→ **Your assignment**
Use the entries below to count the lines that hold the word "time"; answer with the number only.

[Data about app and page elements]

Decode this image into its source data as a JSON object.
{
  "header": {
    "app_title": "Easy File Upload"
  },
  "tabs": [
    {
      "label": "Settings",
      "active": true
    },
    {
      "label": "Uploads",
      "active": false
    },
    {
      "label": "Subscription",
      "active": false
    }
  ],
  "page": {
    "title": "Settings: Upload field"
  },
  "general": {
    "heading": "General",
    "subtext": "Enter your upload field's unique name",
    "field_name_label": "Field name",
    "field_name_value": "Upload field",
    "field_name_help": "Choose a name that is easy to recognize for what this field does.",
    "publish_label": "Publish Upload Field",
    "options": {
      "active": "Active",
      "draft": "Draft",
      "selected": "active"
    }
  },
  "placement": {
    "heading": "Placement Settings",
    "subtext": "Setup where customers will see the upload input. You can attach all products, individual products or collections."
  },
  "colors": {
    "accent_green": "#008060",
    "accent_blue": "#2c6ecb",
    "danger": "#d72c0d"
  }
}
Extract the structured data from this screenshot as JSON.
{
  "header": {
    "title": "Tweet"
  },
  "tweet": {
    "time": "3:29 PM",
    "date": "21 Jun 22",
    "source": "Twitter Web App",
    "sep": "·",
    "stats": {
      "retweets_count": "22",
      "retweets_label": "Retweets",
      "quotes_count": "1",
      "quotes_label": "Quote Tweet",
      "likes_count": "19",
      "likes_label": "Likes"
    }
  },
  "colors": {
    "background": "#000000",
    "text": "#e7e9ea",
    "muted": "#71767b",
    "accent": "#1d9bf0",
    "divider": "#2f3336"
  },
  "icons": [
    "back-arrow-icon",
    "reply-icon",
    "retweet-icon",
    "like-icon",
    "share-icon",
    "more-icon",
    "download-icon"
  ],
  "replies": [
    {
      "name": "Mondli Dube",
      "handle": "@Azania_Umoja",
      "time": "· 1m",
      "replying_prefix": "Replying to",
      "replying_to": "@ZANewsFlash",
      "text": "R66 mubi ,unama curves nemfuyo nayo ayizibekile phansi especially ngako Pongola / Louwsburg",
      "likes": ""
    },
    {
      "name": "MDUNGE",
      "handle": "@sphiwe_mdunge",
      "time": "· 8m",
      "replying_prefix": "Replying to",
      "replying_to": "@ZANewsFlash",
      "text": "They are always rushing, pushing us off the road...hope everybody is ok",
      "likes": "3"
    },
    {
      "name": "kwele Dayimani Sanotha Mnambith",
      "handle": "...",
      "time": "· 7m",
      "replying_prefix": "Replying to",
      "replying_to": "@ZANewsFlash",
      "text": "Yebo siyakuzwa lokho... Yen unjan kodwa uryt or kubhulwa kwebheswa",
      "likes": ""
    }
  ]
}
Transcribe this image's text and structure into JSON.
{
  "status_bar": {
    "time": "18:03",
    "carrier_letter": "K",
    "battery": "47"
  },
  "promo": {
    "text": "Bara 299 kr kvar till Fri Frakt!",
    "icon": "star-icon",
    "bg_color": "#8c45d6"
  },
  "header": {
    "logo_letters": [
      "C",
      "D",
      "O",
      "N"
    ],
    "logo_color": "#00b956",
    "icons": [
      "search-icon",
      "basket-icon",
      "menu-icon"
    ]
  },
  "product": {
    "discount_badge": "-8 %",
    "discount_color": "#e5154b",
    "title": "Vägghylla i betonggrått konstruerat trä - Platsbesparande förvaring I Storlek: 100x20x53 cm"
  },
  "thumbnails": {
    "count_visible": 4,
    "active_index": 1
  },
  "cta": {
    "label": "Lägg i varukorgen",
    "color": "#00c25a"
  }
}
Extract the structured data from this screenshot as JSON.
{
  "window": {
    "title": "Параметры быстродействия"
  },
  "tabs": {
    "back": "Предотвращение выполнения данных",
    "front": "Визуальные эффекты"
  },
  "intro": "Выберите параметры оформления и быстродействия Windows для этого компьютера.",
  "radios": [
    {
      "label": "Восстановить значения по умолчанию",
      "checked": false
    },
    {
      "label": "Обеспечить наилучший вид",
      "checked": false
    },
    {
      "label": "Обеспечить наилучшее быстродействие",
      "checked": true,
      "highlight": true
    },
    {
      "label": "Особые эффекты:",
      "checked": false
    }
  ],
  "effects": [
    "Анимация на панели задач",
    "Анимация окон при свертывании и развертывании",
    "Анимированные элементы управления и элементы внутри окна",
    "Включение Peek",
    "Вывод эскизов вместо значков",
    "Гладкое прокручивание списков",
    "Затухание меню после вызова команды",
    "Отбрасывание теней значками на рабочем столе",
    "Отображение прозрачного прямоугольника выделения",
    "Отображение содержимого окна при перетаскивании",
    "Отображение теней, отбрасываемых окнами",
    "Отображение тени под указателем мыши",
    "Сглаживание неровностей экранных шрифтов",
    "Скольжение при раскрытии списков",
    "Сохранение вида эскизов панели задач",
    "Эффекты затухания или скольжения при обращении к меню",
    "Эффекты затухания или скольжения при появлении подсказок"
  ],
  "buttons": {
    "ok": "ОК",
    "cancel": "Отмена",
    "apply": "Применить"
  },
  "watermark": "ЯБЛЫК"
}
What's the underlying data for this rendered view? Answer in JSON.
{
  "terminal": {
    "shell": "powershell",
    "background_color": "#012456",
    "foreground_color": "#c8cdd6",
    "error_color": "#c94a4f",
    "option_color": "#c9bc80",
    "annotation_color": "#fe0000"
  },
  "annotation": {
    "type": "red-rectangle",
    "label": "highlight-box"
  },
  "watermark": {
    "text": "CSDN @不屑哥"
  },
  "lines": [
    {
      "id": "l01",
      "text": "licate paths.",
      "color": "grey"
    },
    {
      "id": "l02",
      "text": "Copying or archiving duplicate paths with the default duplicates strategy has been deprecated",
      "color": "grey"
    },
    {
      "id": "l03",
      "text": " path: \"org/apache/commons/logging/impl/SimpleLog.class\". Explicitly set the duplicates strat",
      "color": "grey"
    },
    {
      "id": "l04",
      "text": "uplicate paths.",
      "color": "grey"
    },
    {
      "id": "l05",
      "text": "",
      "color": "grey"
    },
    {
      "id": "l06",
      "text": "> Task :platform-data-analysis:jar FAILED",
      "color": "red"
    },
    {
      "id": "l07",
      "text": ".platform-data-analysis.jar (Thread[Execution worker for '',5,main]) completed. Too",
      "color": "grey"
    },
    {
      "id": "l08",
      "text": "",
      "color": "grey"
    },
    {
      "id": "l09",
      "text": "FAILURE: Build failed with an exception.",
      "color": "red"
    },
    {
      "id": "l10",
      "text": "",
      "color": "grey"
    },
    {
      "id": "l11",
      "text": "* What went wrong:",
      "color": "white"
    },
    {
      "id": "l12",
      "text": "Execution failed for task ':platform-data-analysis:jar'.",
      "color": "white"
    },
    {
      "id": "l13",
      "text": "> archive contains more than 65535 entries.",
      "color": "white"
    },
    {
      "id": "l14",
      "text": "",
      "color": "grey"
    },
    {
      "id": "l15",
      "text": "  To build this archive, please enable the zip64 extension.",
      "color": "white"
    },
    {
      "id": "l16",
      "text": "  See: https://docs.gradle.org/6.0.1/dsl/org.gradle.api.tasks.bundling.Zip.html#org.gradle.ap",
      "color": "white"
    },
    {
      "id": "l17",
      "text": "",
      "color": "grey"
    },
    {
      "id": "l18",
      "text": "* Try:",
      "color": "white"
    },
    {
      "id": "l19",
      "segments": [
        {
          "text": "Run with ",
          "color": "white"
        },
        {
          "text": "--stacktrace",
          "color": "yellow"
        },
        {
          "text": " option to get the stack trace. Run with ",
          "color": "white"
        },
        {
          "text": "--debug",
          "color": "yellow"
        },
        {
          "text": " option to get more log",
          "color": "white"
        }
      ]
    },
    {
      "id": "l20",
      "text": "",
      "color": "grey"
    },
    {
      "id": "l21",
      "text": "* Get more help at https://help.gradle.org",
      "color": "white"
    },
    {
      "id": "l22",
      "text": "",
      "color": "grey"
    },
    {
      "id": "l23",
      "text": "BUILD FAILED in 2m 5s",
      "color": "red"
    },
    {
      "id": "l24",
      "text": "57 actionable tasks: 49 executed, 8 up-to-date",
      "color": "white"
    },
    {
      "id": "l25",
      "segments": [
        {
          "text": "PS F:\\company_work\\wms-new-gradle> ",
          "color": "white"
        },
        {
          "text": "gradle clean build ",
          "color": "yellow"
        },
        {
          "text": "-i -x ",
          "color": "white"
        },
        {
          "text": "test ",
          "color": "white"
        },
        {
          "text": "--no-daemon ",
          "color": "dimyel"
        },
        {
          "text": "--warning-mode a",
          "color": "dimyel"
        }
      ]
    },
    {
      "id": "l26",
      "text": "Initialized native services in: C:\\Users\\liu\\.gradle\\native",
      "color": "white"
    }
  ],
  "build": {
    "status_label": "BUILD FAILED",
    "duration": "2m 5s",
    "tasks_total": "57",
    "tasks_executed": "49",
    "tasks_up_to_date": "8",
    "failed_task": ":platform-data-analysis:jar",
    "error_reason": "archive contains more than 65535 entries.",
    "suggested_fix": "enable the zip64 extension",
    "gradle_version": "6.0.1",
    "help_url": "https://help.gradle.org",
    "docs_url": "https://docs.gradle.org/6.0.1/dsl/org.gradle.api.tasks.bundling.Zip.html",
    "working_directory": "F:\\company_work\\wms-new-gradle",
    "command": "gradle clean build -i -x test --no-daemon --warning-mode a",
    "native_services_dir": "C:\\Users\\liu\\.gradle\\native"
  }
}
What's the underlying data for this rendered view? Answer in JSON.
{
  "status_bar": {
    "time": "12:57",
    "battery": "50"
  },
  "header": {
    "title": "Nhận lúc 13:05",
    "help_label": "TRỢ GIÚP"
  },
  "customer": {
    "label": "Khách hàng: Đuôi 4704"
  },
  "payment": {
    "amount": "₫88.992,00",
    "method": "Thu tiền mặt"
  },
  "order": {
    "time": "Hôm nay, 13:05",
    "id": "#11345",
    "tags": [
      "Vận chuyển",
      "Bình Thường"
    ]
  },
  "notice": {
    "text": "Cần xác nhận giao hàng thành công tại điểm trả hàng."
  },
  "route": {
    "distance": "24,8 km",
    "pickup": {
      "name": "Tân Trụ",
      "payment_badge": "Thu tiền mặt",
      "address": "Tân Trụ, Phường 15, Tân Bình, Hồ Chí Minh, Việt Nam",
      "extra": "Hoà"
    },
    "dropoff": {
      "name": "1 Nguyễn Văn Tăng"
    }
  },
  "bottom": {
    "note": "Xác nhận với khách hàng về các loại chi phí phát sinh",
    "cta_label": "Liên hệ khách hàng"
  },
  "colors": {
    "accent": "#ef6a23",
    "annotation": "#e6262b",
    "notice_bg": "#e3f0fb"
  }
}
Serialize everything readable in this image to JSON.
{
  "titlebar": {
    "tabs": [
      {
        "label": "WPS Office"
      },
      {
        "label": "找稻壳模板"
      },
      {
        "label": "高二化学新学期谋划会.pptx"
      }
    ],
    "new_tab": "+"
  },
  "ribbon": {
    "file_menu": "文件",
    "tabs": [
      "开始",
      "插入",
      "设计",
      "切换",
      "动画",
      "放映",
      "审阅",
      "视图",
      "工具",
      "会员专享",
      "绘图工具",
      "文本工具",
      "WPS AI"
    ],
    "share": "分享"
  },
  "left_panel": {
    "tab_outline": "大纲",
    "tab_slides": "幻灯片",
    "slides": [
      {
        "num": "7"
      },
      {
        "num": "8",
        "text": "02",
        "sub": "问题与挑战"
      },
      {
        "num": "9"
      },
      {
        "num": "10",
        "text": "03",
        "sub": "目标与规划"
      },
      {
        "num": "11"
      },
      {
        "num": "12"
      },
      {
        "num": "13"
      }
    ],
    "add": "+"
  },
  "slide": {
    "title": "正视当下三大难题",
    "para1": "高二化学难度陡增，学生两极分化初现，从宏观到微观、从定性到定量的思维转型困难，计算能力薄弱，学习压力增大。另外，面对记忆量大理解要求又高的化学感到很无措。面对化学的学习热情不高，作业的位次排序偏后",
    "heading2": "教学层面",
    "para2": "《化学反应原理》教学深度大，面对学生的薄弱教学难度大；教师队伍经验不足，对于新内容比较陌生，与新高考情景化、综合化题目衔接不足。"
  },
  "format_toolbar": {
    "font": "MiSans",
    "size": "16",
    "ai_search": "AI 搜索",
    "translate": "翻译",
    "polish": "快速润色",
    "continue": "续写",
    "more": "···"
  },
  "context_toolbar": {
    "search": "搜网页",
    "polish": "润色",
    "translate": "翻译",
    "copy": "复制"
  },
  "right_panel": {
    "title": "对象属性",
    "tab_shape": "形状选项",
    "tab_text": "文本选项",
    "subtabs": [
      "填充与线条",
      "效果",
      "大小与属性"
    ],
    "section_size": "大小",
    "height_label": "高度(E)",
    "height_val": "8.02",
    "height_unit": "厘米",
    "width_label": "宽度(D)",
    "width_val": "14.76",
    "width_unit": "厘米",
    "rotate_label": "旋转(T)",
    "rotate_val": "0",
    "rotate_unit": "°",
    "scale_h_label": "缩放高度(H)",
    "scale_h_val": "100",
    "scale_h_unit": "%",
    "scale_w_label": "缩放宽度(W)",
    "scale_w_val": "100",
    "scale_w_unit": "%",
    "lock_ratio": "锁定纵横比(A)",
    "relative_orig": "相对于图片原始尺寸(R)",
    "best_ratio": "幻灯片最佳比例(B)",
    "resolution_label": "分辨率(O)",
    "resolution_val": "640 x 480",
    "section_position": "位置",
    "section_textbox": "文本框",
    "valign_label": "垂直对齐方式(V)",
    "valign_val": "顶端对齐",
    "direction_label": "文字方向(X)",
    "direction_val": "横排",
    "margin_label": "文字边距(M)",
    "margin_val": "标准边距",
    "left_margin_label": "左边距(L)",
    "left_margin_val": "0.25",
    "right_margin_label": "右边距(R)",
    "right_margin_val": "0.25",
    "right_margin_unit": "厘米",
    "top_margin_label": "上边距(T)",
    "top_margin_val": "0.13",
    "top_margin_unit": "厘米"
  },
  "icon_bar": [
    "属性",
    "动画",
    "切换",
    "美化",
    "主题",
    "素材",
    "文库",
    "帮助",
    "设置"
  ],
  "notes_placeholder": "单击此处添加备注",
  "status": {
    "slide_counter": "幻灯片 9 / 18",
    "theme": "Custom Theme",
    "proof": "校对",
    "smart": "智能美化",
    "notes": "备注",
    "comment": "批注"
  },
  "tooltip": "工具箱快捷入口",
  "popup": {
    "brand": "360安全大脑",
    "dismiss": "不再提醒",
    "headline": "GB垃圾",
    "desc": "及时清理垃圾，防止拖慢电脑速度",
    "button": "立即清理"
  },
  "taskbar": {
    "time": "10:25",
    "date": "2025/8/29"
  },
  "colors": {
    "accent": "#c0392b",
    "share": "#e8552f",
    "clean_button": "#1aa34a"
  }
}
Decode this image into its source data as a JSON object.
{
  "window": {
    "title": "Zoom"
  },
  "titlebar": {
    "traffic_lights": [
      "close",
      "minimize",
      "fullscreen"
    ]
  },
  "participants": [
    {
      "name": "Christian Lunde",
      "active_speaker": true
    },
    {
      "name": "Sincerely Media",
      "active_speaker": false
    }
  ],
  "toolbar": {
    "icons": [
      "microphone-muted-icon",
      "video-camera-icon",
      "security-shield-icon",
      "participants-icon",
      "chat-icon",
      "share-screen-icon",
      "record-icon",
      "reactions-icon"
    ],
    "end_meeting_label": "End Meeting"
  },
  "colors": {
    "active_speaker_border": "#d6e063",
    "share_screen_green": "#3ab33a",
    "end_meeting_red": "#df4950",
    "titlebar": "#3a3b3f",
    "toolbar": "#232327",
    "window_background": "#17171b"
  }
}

→ **Answer to the problem**
8